I wrote an article several years ago in the Alternative Medicine Review outlining how common laboratory biomarkers (tests) have been found to be correlated in some manner or another with excessive bone loss and/or a heightened risk for breaking a bone. These tests can therefore be used, not as direct indicators of bone density or strength, but as indirect “indicators” or surrogates, of bone health and fracture risk. The use of therapeutic targets for reducing fracture risk is one of the most important things you and your doctor can do in managing your treatment of osteoporosis.
This is how it works: A lab test is performed and the results come back as abnormal. The physician attempts to normalize the result (through diet, changes to life-style, supplementation, exercise and/or medication) and then, through subsequent serial testing, determines success or failure.The doctor’s ability to design and fine tune therapeutic protocol is enhanced. Using lab tests in this manner as a way to determine success or failure of therapy is far superior to waiting the recommended two years between bone density evaluations. In addition, when measuring bone density, only one aspect (quantity) of bone is assessed. The assessment of changes in bone quality, as can be inferred through lab testing, provides intermediate indicators of bone health to help guide therapy.
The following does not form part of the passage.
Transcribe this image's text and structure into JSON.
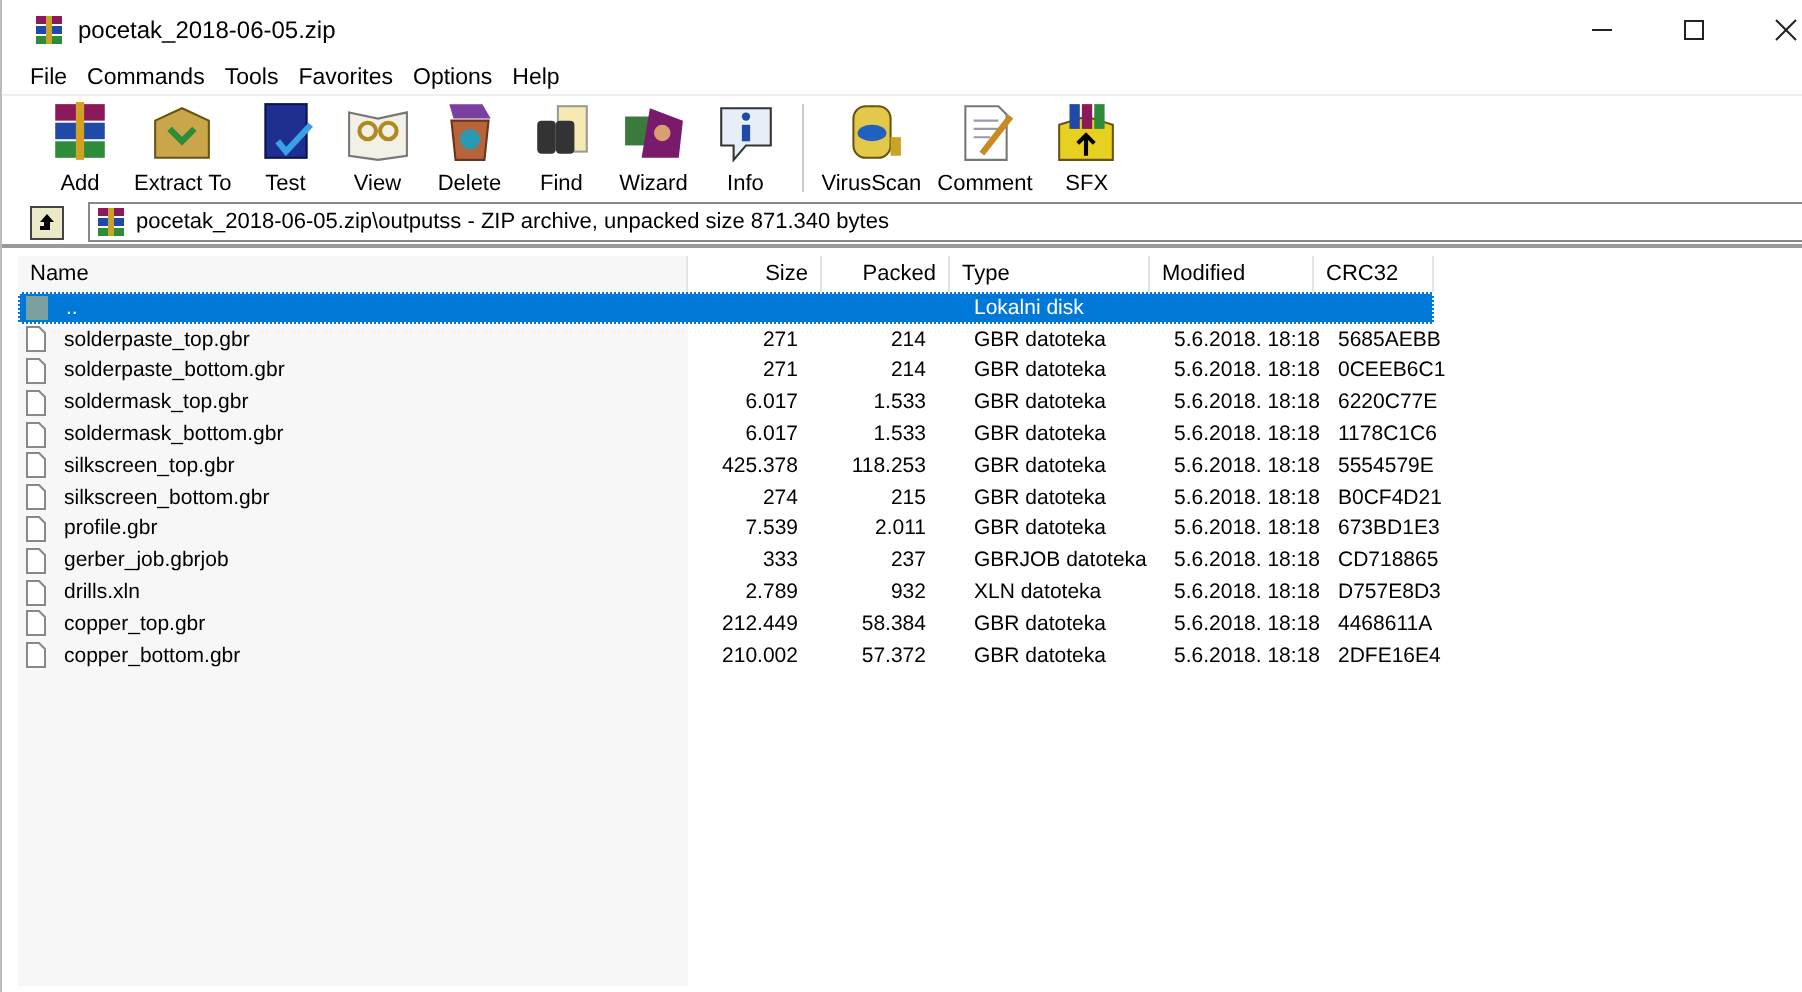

Cortisol can be one such marker. Cortisol is a hormone produced by the adrenal glands in response to stress. Measuring cortisol through saliva is simple, non-invasive, and accurately reflects the amount of unbound cortisol levels in blood. This is important because elevated cortisol levels, while often asymptomatic*, increase a person’s risk for fracture by silently eroding away bone density and strength – reducing bone quantity and quality. It is estimated that approximately 1 to 10% of people with osteoporosis have elevated levels of cortisol.
In one study, Morelli et al. (2011) found that in patients who have an excess production of cortisol (a condition called subclinical hypercortisolism or SH) who had normal or osteopenic (not osteoporotic) bone density, 48% sustained fractures compared to 13% in the non-SH group. In a second study conducted by researchers at the University of Milan, Italy, 102 patients with adrenal incidentalomas** (with and without subclinical hypercortisolism) were assessed for bone quality and fracture risk. The authors concluded “that in patients with subtle cortisol excess, TBS (trabecular bone score) [a method of determining bone quality and strength] is reduced and correlates with the number and severity of vertebral fractures and with the degree of cortisol excess.“
In the cortisol example, a simple saliva lab test may provide important clues to the causes of your bone loss. Any abnormal test results provide you and your doctor with therapeutic targets for improvement. On subsequent testing, positive changes will indicate that the therapy you and your doctor have initiated are making an impact—and that your health, and that of your bones, are improving.
* Symptoms when displayed include central weight gain, excess sweating, thinning of skin and bruising, high blood pressure, elevated blood glucose, muscle weakness, irritability, etc.
** Incidentalomas are adrenal gland tumors that have been found incidentally while performing another,
unrelated, diagnostic procedure. Approximately 30% of patients with subclinical hypercortisolism are found
to have adrenal masses.
Morelli et al. 2011. Risk of new vertebral fractures in patients with adrenal incidenaloma with and without subclinical hypercortisolism: a multicenter longitudinal study. Journal of Bone and Mineral Research. 26:1816-1821.
Eller-Vainicher et al. 2012. Bone quality, as measured by Trabecular Bone Score (TBS), in patients with adrenal incidentalomas with and without subclinical hypercortisolism. Journal of Bone and Mineral Research. doi 10.1002/jbmr.1648.